Search the records for the string "likes" and return each line that has it.
-------- Data to examine --------
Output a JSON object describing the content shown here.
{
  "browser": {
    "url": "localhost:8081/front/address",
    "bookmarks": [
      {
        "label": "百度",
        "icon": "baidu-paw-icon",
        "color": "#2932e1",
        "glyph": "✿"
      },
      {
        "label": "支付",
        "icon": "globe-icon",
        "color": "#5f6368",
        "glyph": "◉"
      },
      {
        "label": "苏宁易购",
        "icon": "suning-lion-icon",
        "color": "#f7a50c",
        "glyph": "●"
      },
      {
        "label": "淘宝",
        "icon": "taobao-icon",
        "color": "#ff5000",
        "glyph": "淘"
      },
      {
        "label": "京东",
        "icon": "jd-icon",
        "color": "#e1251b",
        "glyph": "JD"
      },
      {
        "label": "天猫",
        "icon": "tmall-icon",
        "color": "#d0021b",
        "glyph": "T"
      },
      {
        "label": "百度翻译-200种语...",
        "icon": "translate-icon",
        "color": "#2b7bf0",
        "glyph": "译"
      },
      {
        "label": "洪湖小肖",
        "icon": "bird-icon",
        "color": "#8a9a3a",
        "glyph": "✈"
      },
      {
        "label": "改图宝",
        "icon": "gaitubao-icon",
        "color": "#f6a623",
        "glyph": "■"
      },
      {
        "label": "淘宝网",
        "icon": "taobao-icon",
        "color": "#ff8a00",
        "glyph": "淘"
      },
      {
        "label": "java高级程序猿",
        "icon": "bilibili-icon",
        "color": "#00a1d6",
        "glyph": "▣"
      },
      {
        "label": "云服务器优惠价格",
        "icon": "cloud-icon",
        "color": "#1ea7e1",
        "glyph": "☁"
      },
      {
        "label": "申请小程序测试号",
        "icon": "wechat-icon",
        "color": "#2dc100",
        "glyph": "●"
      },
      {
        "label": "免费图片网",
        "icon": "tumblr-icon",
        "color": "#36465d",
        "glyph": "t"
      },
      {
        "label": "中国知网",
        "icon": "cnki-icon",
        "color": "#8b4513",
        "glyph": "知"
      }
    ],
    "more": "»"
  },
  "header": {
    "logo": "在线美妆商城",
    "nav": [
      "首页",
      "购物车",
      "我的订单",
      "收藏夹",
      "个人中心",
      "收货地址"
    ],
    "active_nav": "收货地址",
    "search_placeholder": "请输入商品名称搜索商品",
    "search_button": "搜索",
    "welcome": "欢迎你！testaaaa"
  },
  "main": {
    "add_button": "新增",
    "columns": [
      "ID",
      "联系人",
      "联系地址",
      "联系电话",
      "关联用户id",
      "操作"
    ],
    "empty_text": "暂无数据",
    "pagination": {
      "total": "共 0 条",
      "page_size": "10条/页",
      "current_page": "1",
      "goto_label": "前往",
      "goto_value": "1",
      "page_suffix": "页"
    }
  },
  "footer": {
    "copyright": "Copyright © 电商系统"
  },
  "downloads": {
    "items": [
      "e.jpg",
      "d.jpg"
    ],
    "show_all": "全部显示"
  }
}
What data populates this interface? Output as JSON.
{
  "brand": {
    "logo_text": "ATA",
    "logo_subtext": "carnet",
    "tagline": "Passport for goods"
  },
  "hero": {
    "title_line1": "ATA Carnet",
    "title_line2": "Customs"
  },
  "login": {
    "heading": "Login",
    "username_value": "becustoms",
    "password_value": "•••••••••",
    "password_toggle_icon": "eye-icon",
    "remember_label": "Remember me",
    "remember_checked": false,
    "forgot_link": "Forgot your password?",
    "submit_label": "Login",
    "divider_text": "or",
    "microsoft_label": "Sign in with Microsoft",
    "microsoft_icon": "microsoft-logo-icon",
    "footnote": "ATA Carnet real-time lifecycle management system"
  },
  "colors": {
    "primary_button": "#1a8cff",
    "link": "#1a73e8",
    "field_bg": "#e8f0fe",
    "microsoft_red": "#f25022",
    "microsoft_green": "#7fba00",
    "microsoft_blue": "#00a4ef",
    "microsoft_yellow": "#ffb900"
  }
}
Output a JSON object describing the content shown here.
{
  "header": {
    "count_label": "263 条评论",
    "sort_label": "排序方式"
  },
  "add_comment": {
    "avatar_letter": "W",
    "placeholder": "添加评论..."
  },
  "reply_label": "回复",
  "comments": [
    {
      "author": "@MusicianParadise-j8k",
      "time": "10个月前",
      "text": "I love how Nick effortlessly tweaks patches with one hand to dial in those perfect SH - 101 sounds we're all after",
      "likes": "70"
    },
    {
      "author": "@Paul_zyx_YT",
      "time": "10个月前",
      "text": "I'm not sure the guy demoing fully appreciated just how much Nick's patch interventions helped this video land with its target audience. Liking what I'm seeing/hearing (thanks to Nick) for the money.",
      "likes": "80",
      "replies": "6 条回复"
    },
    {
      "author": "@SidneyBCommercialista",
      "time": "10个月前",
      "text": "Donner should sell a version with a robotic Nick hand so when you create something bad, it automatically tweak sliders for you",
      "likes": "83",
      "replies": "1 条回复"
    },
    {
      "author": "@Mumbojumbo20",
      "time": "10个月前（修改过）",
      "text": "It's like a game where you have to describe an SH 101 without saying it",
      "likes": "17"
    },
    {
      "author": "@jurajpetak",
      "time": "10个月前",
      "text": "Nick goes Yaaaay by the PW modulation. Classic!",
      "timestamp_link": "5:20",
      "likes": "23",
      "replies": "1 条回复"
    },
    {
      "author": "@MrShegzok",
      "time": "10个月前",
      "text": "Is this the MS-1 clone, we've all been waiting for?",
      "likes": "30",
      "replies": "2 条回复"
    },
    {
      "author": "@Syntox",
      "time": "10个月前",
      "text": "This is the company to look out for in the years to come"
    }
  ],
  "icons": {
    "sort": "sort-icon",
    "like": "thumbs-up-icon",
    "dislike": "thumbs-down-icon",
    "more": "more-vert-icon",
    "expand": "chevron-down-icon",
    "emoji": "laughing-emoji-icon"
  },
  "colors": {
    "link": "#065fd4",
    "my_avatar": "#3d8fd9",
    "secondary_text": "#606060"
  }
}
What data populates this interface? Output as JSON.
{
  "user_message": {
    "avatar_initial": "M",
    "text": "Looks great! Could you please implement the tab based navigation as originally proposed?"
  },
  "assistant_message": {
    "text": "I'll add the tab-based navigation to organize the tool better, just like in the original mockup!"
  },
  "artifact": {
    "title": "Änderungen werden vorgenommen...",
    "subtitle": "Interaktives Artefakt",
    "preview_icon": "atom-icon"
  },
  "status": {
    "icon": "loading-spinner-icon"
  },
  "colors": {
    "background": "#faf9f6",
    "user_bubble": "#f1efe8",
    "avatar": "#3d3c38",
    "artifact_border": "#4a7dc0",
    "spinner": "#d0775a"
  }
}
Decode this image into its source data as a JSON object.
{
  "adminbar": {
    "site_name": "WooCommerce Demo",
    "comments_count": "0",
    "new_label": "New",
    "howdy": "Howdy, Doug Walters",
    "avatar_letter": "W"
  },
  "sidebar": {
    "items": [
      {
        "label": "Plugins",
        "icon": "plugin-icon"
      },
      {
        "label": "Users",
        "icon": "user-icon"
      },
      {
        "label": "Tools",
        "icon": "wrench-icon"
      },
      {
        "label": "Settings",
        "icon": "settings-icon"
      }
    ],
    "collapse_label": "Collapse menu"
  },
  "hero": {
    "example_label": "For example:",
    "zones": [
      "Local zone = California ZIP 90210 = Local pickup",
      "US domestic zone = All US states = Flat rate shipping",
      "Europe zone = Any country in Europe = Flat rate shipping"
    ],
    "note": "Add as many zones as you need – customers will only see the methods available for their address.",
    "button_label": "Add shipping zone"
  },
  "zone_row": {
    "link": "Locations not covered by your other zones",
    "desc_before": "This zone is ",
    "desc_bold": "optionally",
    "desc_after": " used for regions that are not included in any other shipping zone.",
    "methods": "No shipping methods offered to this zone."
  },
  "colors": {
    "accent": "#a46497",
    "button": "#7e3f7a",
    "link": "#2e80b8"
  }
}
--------
• **Task output**:
      "likes": "70"
      "likes": "80",
      "likes": "83",
      "likes": "17"
      "likes": "23",
      "likes": "30",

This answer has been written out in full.